In my first book manuscript, Experiments in Financial Democracy, I challenge the idea that it was colonial institutions that sent Brazil, a civil law country, down a particular path of corporate governance and finance. Detailed archival research reveals significantly different patterns of corporate governance and finance between the beginning of the twentieth century and the 1990s. In order to attract investors, the founders of companies organized before 1910 often included in the statutes stronger protections for small shareholders than what was mandated by law. The most important of these protections were maximum vote provisions that capped the number of votes a single shareholder (and sometimes even a single proxy voter) could exercise during a shareholder meeting. An analysis of the shareholder lists of nearly 100 Brazilian companies revealed a correlation between corporate statutes that protected small shareholders and less concentrated ownership and control. I maintain that the corporate governance rules in the past help to explain the peak in equity market development observed between 1890 and 1914 (by some measures, equity markets were more developed then than they are today).

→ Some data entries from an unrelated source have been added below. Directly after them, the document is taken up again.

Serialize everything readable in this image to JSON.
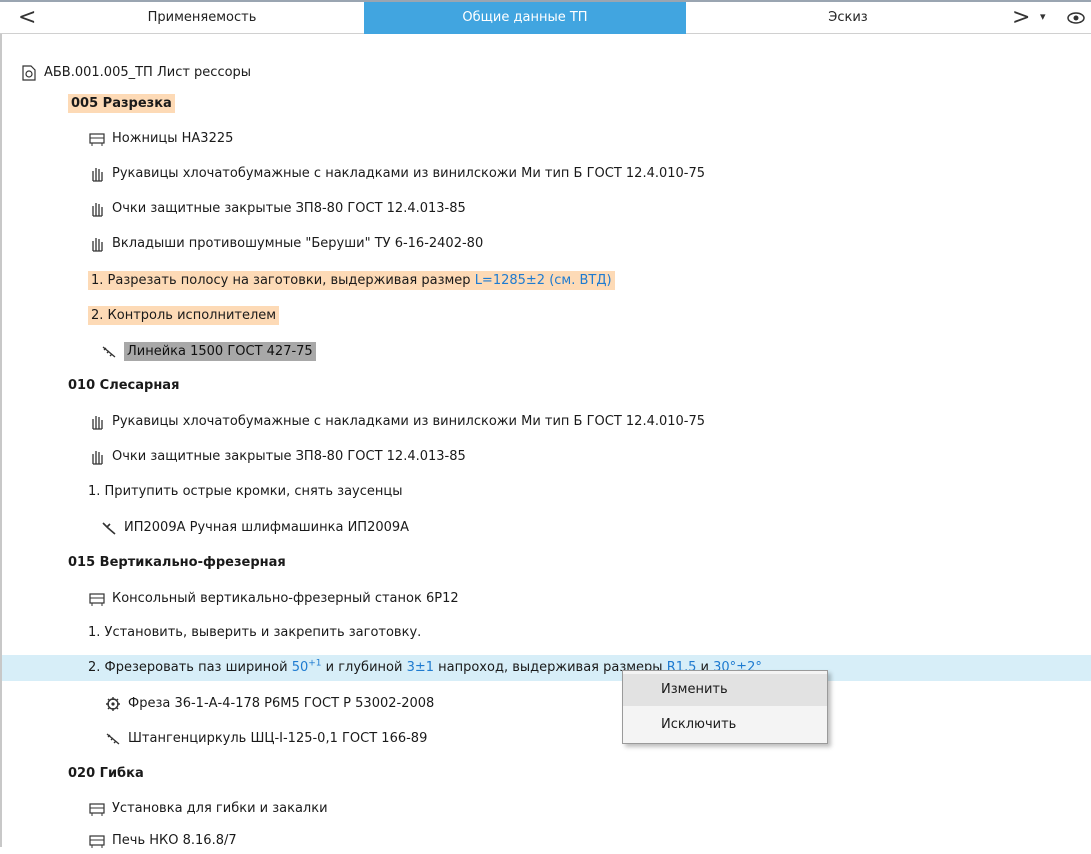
{
  "tabs": {
    "prev": "<",
    "next": ">",
    "menu": "▾",
    "items": [
      "Применяемость",
      "Общие данные ТП",
      "Эскиз"
    ]
  },
  "tree": {
    "root": "АБВ.001.005_ТП Лист рессоры",
    "op005": {
      "title": "005 Разрезка",
      "equip": "Ножницы НА3225",
      "ppe1": "Рукавицы хлочатобумажные с накладками из винилскожи  Ми тип Б ГОСТ 12.4.010-75",
      "ppe2": "Очки защитные закрытые ЗП8-80 ГОСТ 12.4.013-85",
      "ppe3": "Вкладыши противошумные \"Беруши\" ТУ 6-16-2402-80",
      "step1_text": "1. Разрезать полосу на заготовки, выдерживая размер ",
      "step1_dim": "L=1285±2 (см. ВТД)",
      "step2": "2. Контроль исполнителем",
      "tool": "Линейка 1500 ГОСТ 427-75"
    },
    "op010": {
      "title": "010 Слесарная",
      "ppe1": "Рукавицы хлочатобумажные с накладками из винилскожи  Ми тип Б ГОСТ 12.4.010-75",
      "ppe2": "Очки защитные закрытые ЗП8-80 ГОСТ 12.4.013-85",
      "step1": "1. Притупить острые кромки, снять заусенцы",
      "tool": "ИП2009А Ручная шлифмашинка ИП2009А"
    },
    "op015": {
      "title": "015 Вертикально-фрезерная",
      "equip": "Консольный вертикально-фрезерный станок 6Р12",
      "step1": "1. Установить, выверить и закрепить заготовку.",
      "step2_a": "2. Фрезеровать паз шириной ",
      "step2_w": "50",
      "step2_wsup": "+1",
      "step2_b": " и глубиной ",
      "step2_d": "3±1",
      "step2_c": " напроход, выдерживая размеры ",
      "step2_r": "R1,5",
      "step2_and": " и ",
      "step2_ang": "30°±2°",
      "tool1": "Фреза 36-1-А-4-178 Р6М5 ГОСТ Р 53002-2008",
      "tool2": "Штангенциркуль ШЦ-I-125-0,1 ГОСТ 166-89"
    },
    "op020": {
      "title": "020 Гибка",
      "equip1": "Установка для гибки и закалки",
      "equip2": "Печь НКО 8.16.8/7"
    }
  },
  "context_menu": {
    "edit": "Изменить",
    "exclude": "Исключить"
  },
  "colors": {
    "accent": "#41a5e0",
    "highlight": "#fddab6",
    "selected_row": "#d7eef8",
    "dimension_text": "#1e7bd0"
  },
  "icons": [
    "document-icon",
    "machine-icon",
    "glove-icon",
    "ruler-icon",
    "grinder-icon",
    "cutter-icon",
    "caliper-icon",
    "eye-icon"
  ]
}
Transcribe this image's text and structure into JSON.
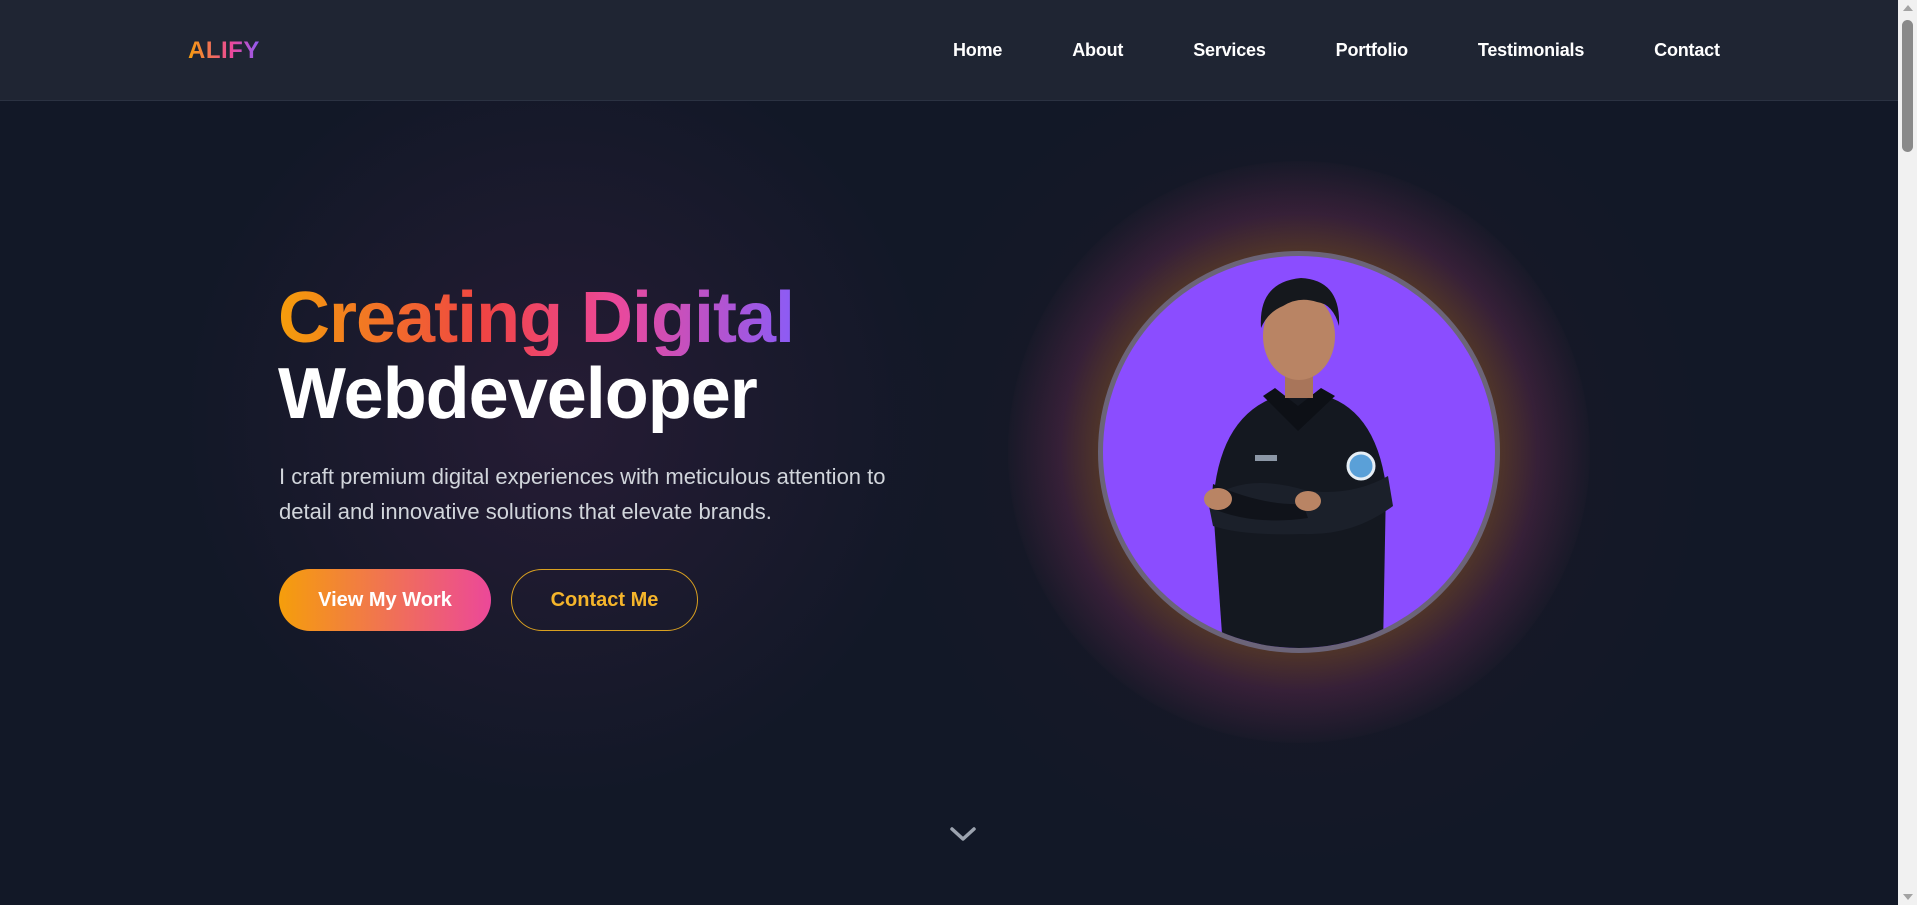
{
  "brand": {
    "logo": "ALIFY"
  },
  "nav": {
    "items": [
      {
        "label": "Home"
      },
      {
        "label": "About"
      },
      {
        "label": "Services"
      },
      {
        "label": "Portfolio"
      },
      {
        "label": "Testimonials"
      },
      {
        "label": "Contact"
      }
    ]
  },
  "hero": {
    "title_line1": "Creating Digital",
    "title_line2": "Webdeveloper",
    "description": "I craft premium digital experiences with meticulous attention to detail and innovative solutions that elevate brands.",
    "primary_button": "View My Work",
    "secondary_button": "Contact Me"
  },
  "icons": {
    "scroll_down": "chevron-down-icon"
  },
  "colors": {
    "background": "#121827",
    "navbar": "#1f2533",
    "accent_orange": "#f59e0b",
    "accent_pink": "#ec4899",
    "accent_purple": "#8b5cf6",
    "avatar_bg": "#8b4dff",
    "outline_button": "#f5b52b"
  }
}
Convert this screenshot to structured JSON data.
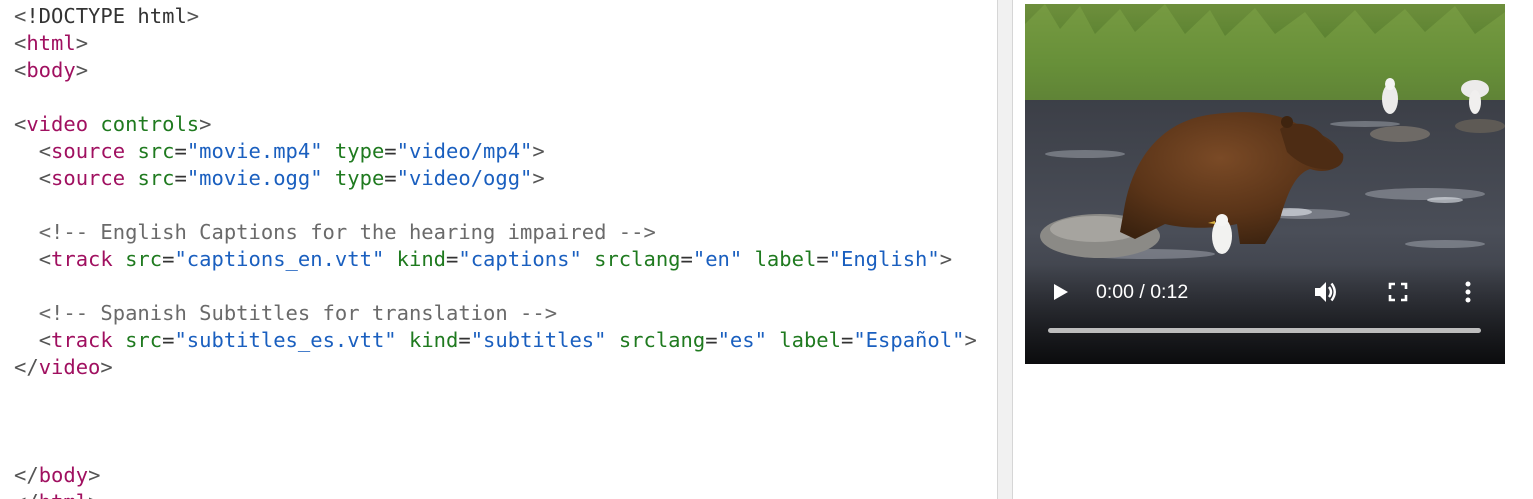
{
  "editor": {
    "lines": [
      [
        {
          "t": "<",
          "c": "bracket"
        },
        {
          "t": "!DOCTYPE html",
          "c": "plain"
        },
        {
          "t": ">",
          "c": "bracket"
        }
      ],
      [
        {
          "t": "<",
          "c": "bracket"
        },
        {
          "t": "html",
          "c": "tag"
        },
        {
          "t": ">",
          "c": "bracket"
        }
      ],
      [
        {
          "t": "<",
          "c": "bracket"
        },
        {
          "t": "body",
          "c": "tag"
        },
        {
          "t": ">",
          "c": "bracket"
        }
      ],
      [],
      [
        {
          "t": "<",
          "c": "bracket"
        },
        {
          "t": "video",
          "c": "tag"
        },
        {
          "t": " ",
          "c": "plain"
        },
        {
          "t": "controls",
          "c": "attr"
        },
        {
          "t": ">",
          "c": "bracket"
        }
      ],
      [
        {
          "t": "  ",
          "c": "plain"
        },
        {
          "t": "<",
          "c": "bracket"
        },
        {
          "t": "source",
          "c": "tag"
        },
        {
          "t": " ",
          "c": "plain"
        },
        {
          "t": "src",
          "c": "attr"
        },
        {
          "t": "=",
          "c": "plain"
        },
        {
          "t": "\"movie.mp4\"",
          "c": "value"
        },
        {
          "t": " ",
          "c": "plain"
        },
        {
          "t": "type",
          "c": "attr"
        },
        {
          "t": "=",
          "c": "plain"
        },
        {
          "t": "\"video/mp4\"",
          "c": "value"
        },
        {
          "t": ">",
          "c": "bracket"
        }
      ],
      [
        {
          "t": "  ",
          "c": "plain"
        },
        {
          "t": "<",
          "c": "bracket"
        },
        {
          "t": "source",
          "c": "tag"
        },
        {
          "t": " ",
          "c": "plain"
        },
        {
          "t": "src",
          "c": "attr"
        },
        {
          "t": "=",
          "c": "plain"
        },
        {
          "t": "\"movie.ogg\"",
          "c": "value"
        },
        {
          "t": " ",
          "c": "plain"
        },
        {
          "t": "type",
          "c": "attr"
        },
        {
          "t": "=",
          "c": "plain"
        },
        {
          "t": "\"video/ogg\"",
          "c": "value"
        },
        {
          "t": ">",
          "c": "bracket"
        }
      ],
      [],
      [
        {
          "t": "  ",
          "c": "plain"
        },
        {
          "t": "<!-- English Captions for the hearing impaired -->",
          "c": "comment"
        }
      ],
      [
        {
          "t": "  ",
          "c": "plain"
        },
        {
          "t": "<",
          "c": "bracket"
        },
        {
          "t": "track",
          "c": "tag"
        },
        {
          "t": " ",
          "c": "plain"
        },
        {
          "t": "src",
          "c": "attr"
        },
        {
          "t": "=",
          "c": "plain"
        },
        {
          "t": "\"captions_en.vtt\"",
          "c": "value"
        },
        {
          "t": " ",
          "c": "plain"
        },
        {
          "t": "kind",
          "c": "attr"
        },
        {
          "t": "=",
          "c": "plain"
        },
        {
          "t": "\"captions\"",
          "c": "value"
        },
        {
          "t": " ",
          "c": "plain"
        },
        {
          "t": "srclang",
          "c": "attr"
        },
        {
          "t": "=",
          "c": "plain"
        },
        {
          "t": "\"en\"",
          "c": "value"
        },
        {
          "t": " ",
          "c": "plain"
        },
        {
          "t": "label",
          "c": "attr"
        },
        {
          "t": "=",
          "c": "plain"
        },
        {
          "t": "\"English\"",
          "c": "value"
        },
        {
          "t": ">",
          "c": "bracket"
        }
      ],
      [],
      [
        {
          "t": "  ",
          "c": "plain"
        },
        {
          "t": "<!-- Spanish Subtitles for translation -->",
          "c": "comment"
        }
      ],
      [
        {
          "t": "  ",
          "c": "plain"
        },
        {
          "t": "<",
          "c": "bracket"
        },
        {
          "t": "track",
          "c": "tag"
        },
        {
          "t": " ",
          "c": "plain"
        },
        {
          "t": "src",
          "c": "attr"
        },
        {
          "t": "=",
          "c": "plain"
        },
        {
          "t": "\"subtitles_es.vtt\"",
          "c": "value"
        },
        {
          "t": " ",
          "c": "plain"
        },
        {
          "t": "kind",
          "c": "attr"
        },
        {
          "t": "=",
          "c": "plain"
        },
        {
          "t": "\"subtitles\"",
          "c": "value"
        },
        {
          "t": " ",
          "c": "plain"
        },
        {
          "t": "srclang",
          "c": "attr"
        },
        {
          "t": "=",
          "c": "plain"
        },
        {
          "t": "\"es\"",
          "c": "value"
        },
        {
          "t": " ",
          "c": "plain"
        },
        {
          "t": "label",
          "c": "attr"
        },
        {
          "t": "=",
          "c": "plain"
        },
        {
          "t": "\"Español\"",
          "c": "value"
        },
        {
          "t": ">",
          "c": "bracket"
        }
      ],
      [
        {
          "t": "<",
          "c": "bracket"
        },
        {
          "t": "/",
          "c": "bracket"
        },
        {
          "t": "video",
          "c": "tag"
        },
        {
          "t": ">",
          "c": "bracket"
        }
      ],
      [],
      [],
      [],
      [
        {
          "t": "<",
          "c": "bracket"
        },
        {
          "t": "/",
          "c": "bracket"
        },
        {
          "t": "body",
          "c": "tag"
        },
        {
          "t": ">",
          "c": "bracket"
        }
      ],
      [
        {
          "t": "<",
          "c": "bracket"
        },
        {
          "t": "/",
          "c": "bracket"
        },
        {
          "t": "html",
          "c": "tag"
        },
        {
          "t": ">",
          "c": "bracket"
        }
      ]
    ]
  },
  "video_player": {
    "time_display": "0:00 / 0:12",
    "progress_fraction": 0,
    "icons": {
      "play": "play-icon",
      "volume": "volume-icon",
      "fullscreen": "fullscreen-icon",
      "more": "more-options-icon"
    }
  },
  "colors": {
    "tag": "#a01060",
    "attribute": "#1f7a1f",
    "value": "#1a5fbf",
    "comment": "#6a6a6a"
  }
}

The second main contribution of Experiments in Financial Democracy is to show that Brazil’s bond markets were more developed in the past than they are today. Bond markets in the past were larger than today because creditors then enjoyed strong legal protections by which companies were inclined to abide. Some of these findings were published in articles before the book manuscript was completed. In these earlier papers I document the relatively large size of Brazil’s bond markets during the first era of financial globalization (1870-1913) and the stronger creditor protections that existed before 1945.